Wildlife Conservation in China: Preserving the Habitat of China's Wild West, by Richard B. Harris. Armonk: M. E. Sharpe, 2008. xxiv + 341 pp. US$74.95 (hardcover).
The book is based on 4 years of fieldwork in western China by a western wildlife biologist over a period of 20 years. The title is self-explanatory, and the matters discussed range from biological and geographical topics to politico-economic issues of wildlife conservation. The Preface and Chapter 1 argue that Chinese wildlife management suffers from an inability to value wildlife for its own sake, more than from habitat destruction. The failure to value wildlife presumably leads to the failure to manage the relationship between consumption and production/harvest and protection of wildlife resources.
In Chapter 2, Harris examines geographical factors such as aridity, remoteness and the sparseness of human population of China's west. He examines ethnicity and culture, then jumps to the question of whether western China is getting drier. He follows with a section on the land tenure system of grasslands, and highlights the Chinese penchant for "scientific" fixes such as the privatization of pastoral lands. Chapter 3 presents the argument that Chinese views on wildlife are utilitarian: the Chinese value wildlife only to the extent that it is of use to humankind, rather than valuing wildlife for its own sake. When conservation initiatives are finally taken, they are couched in terms that deny any conflict between the interests of nature and the requirements of civilized humanity. Such "Confucian optimism", he argues, is paradoxically counterproductive to the aims of conservation. Chapter 4 shows that most demands for wildlife resources in China are fulfilled by captive breeding, and asks whether such breeding has any discernible negative effects on wildlife populations. The conclusion is that there is insufficient data either way.
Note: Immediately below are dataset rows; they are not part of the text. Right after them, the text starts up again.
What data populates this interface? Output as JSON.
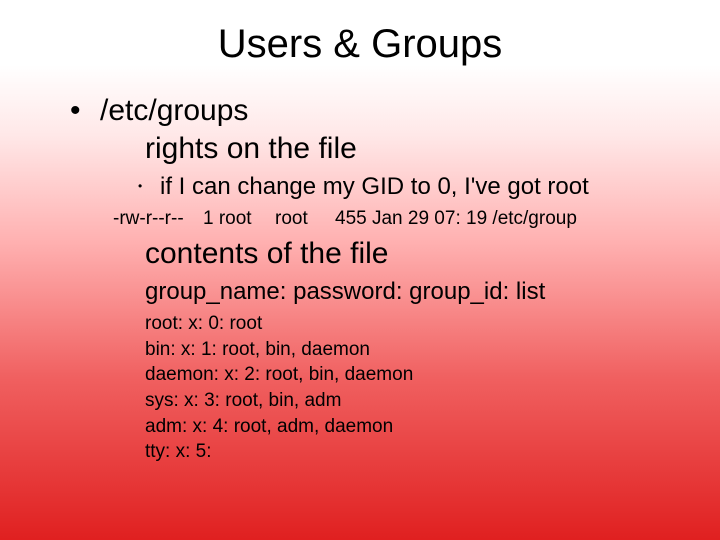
{
  "title": "Users & Groups",
  "main_bullet": "/etc/groups",
  "rights_heading": "rights on the file",
  "sub_bullet": "if I can change my GID to 0, I've got  root",
  "perm": {
    "perms": "-rw-r--r--",
    "links_owner": "1 root",
    "group": "root",
    "rest": "455 Jan 29 07: 19 /etc/group"
  },
  "contents_heading": "contents of the file",
  "format": "group_name: password: group_id: list",
  "entries": [
    "root: x: 0: root",
    "bin: x: 1: root, bin, daemon",
    "daemon: x: 2: root, bin, daemon",
    "sys: x: 3: root, bin, adm",
    "adm: x: 4: root, adm, daemon",
    "tty: x: 5:"
  ]
}
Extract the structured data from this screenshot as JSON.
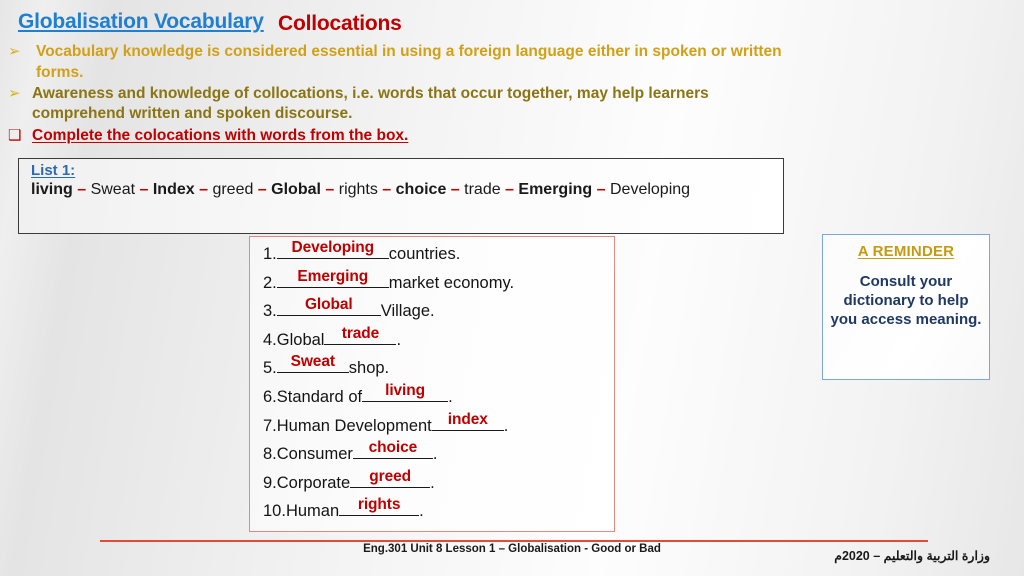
{
  "header": {
    "topic_label": "Globalisation Vocabulary",
    "title": "Collocations"
  },
  "bullets": [
    {
      "marker": "arrow-bullet-icon",
      "glyph": "➢",
      "line1": "Vocabulary knowledge is considered essential in using a foreign language either in spoken or written",
      "line2": "forms."
    },
    {
      "marker": "arrow-bullet-icon",
      "glyph": "➢",
      "line1": "Awareness and knowledge of collocations, i.e. words that occur together, may help learners",
      "line2": "comprehend written and spoken discourse."
    },
    {
      "marker": "square-bullet-icon",
      "glyph": "❑",
      "line1": "Complete the colocations with words from the box.",
      "line2": ""
    }
  ],
  "word_box": {
    "list_label": "List 1:",
    "separator": "–",
    "words": [
      {
        "text": "living",
        "bold": true
      },
      {
        "text": "Sweat",
        "bold": false
      },
      {
        "text": "Index",
        "bold": true
      },
      {
        "text": "greed",
        "bold": false
      },
      {
        "text": "Global",
        "bold": true
      },
      {
        "text": "rights",
        "bold": false
      },
      {
        "text": "choice",
        "bold": true
      },
      {
        "text": "trade",
        "bold": false
      },
      {
        "text": "Emerging",
        "bold": true
      },
      {
        "text": "Developing",
        "bold": false
      }
    ]
  },
  "answers": [
    {
      "number": "1.",
      "before": "",
      "answer": "Developing",
      "after": "countries.",
      "blank_width": 112
    },
    {
      "number": "2.",
      "before": "",
      "answer": "Emerging",
      "after": "market economy.",
      "blank_width": 112
    },
    {
      "number": "3.",
      "before": "",
      "answer": "Global",
      "after": "Village.",
      "blank_width": 104
    },
    {
      "number": "4.",
      "before": "Global",
      "answer": "trade",
      "after": ".",
      "blank_width": 72
    },
    {
      "number": "5.",
      "before": "",
      "answer": "Sweat",
      "after": "shop.",
      "blank_width": 72
    },
    {
      "number": "6.",
      "before": "Standard of",
      "answer": "living",
      "after": ".",
      "blank_width": 86
    },
    {
      "number": "7.",
      "before": "Human Development",
      "answer": "index",
      "after": ".",
      "blank_width": 72
    },
    {
      "number": "8.",
      "before": "Consumer",
      "answer": "choice",
      "after": ".",
      "blank_width": 80
    },
    {
      "number": "9.",
      "before": "Corporate",
      "answer": "greed",
      "after": ".",
      "blank_width": 80
    },
    {
      "number": "10.",
      "before": "Human",
      "answer": "rights",
      "after": ".",
      "blank_width": 80
    }
  ],
  "reminder": {
    "title": "A REMINDER",
    "body": "Consult your dictionary to help you access meaning."
  },
  "footer": {
    "english": "Eng.301 Unit 8 Lesson 1 – Globalisation - Good or Bad",
    "arabic": "وزارة التربية والتعليم – 2020م"
  },
  "colors": {
    "topic_blue": "#1f7fd0",
    "title_red": "#c00000",
    "bullet_gold": "#d2a017",
    "bullet_olive": "#8a7512",
    "answer_red": "#c00000",
    "reminder_gold": "#c79a14",
    "reminder_navy": "#1f3864",
    "reminder_border": "#7ba7d7",
    "answers_border": "#e08a80",
    "footer_rule": "#e24b3a"
  }
}
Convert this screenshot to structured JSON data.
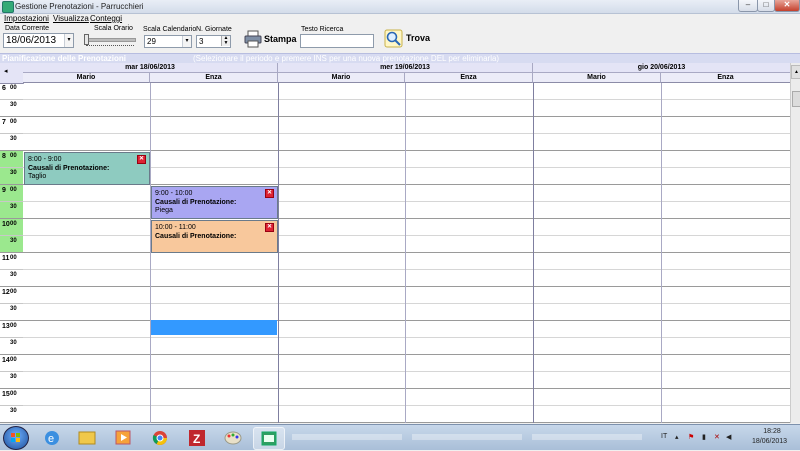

Chapter 5 is the best argued and most coherent section of the book, and looks at the legal institutions behind the protection of wildlife, in particular the 1988 Wildlife Protection Law. Here Harris highlights a tendency in Chinese legislation to issue draconian and overly-simplistic laws which are too difficult to implement. Quoting Peter Ho, William Alford and Shen Yuanyuan, he states that, because the law is so strict, it only expresses an ideal, rather than reflecting the realities of enforcement. Chapter 6 also looks at one institutional arrangement for the protection of wildlife habitat: nature reserves. As with the 1998 Wildlife Protection Law, the gap between the stated ideal of nature reserves and their reality is evident. Once again, he sees the Chinese government's penchant for simplistic solutions, such as equating the designation of nature reserves with conservation (p. 119), as counterproductive. He argues, correctly, that quick legislative fixes and the bare designation of reserves do nothing for real conservation. …